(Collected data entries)

============================================================

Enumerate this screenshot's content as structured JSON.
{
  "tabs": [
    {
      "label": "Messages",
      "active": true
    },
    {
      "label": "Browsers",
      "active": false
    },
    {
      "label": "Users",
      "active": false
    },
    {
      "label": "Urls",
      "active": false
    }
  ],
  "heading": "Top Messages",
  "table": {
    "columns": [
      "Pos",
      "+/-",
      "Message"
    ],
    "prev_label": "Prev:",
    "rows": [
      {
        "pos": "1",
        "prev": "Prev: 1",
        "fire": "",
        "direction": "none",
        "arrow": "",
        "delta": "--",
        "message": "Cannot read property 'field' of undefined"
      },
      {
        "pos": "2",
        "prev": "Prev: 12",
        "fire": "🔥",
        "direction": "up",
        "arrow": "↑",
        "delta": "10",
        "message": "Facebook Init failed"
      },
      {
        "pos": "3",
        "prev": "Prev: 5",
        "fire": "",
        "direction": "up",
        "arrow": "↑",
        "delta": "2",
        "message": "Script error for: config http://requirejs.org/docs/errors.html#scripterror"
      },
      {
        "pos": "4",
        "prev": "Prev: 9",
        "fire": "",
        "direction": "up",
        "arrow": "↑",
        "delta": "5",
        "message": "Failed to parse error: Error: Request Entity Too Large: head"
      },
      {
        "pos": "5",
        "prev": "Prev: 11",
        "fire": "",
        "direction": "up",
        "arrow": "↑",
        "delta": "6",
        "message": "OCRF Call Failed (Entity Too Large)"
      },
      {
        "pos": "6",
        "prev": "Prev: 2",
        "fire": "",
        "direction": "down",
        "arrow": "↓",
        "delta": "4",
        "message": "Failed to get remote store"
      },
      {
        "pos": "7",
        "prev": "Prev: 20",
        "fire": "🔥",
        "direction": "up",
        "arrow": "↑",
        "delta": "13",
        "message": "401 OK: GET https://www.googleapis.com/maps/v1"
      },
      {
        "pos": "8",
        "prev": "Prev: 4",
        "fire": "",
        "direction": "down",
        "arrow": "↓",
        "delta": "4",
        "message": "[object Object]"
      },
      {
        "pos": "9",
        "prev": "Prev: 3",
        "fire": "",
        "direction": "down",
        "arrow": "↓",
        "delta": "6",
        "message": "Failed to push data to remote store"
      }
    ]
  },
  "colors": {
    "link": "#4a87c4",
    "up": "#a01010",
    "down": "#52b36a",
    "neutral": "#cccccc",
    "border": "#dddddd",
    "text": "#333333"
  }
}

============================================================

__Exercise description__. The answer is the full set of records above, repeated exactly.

__Exercise solution__.
Enumerate this screenshot's content as structured JSON.
{
  "tabs": [
    {
      "label": "Messages",
      "active": true
    },
    {
      "label": "Browsers",
      "active": false
    },
    {
      "label": "Users",
      "active": false
    },
    {
      "label": "Urls",
      "active": false
    }
  ],
  "heading": "Top Messages",
  "table": {
    "columns": [
      "Pos",
      "+/-",
      "Message"
    ],
    "prev_label": "Prev:",
    "rows": [
      {
        "pos": "1",
        "prev": "Prev: 1",
        "fire": "",
        "direction": "none",
        "arrow": "",
        "delta": "--",
        "message": "Cannot read property 'field' of undefined"
      },
      {
        "pos": "2",
        "prev": "Prev: 12",
        "fire": "🔥",
        "direction": "up",
        "arrow": "↑",
        "delta": "10",
        "message": "Facebook Init failed"
      },
      {
        "pos": "3",
        "prev": "Prev: 5",
        "fire": "",
        "direction": "up",
        "arrow": "↑",
        "delta": "2",
        "message": "Script error for: config http://requirejs.org/docs/errors.html#scripterror"
      },
      {
        "pos": "4",
        "prev": "Prev: 9",
        "fire": "",
        "direction": "up",
        "arrow": "↑",
        "delta": "5",
        "message": "Failed to parse error: Error: Request Entity Too Large: head"
      },
      {
        "pos": "5",
        "prev": "Prev: 11",
        "fire": "",
        "direction": "up",
        "arrow": "↑",
        "delta": "6",
        "message": "OCRF Call Failed (Entity Too Large)"
      },
      {
        "pos": "6",
        "prev": "Prev: 2",
        "fire": "",
        "direction": "down",
        "arrow": "↓",
        "delta": "4",
        "message": "Failed to get remote store"
      },
      {
        "pos": "7",
        "prev": "Prev: 20",
        "fire": "🔥",
        "direction": "up",
        "arrow": "↑",
        "delta": "13",
        "message": "401 OK: GET https://www.googleapis.com/maps/v1"
      },
      {
        "pos": "8",
        "prev": "Prev: 4",
        "fire": "",
        "direction": "down",
        "arrow": "↓",
        "delta": "4",
        "message": "[object Object]"
      },
      {
        "pos": "9",
        "prev": "Prev: 3",
        "fire": "",
        "direction": "down",
        "arrow": "↓",
        "delta": "6",
        "message": "Failed to push data to remote store"
      }
    ]
  },
  "colors": {
    "link": "#4a87c4",
    "up": "#a01010",
    "down": "#52b36a",
    "neutral": "#cccccc",
    "border": "#dddddd",
    "text": "#333333"
  }
}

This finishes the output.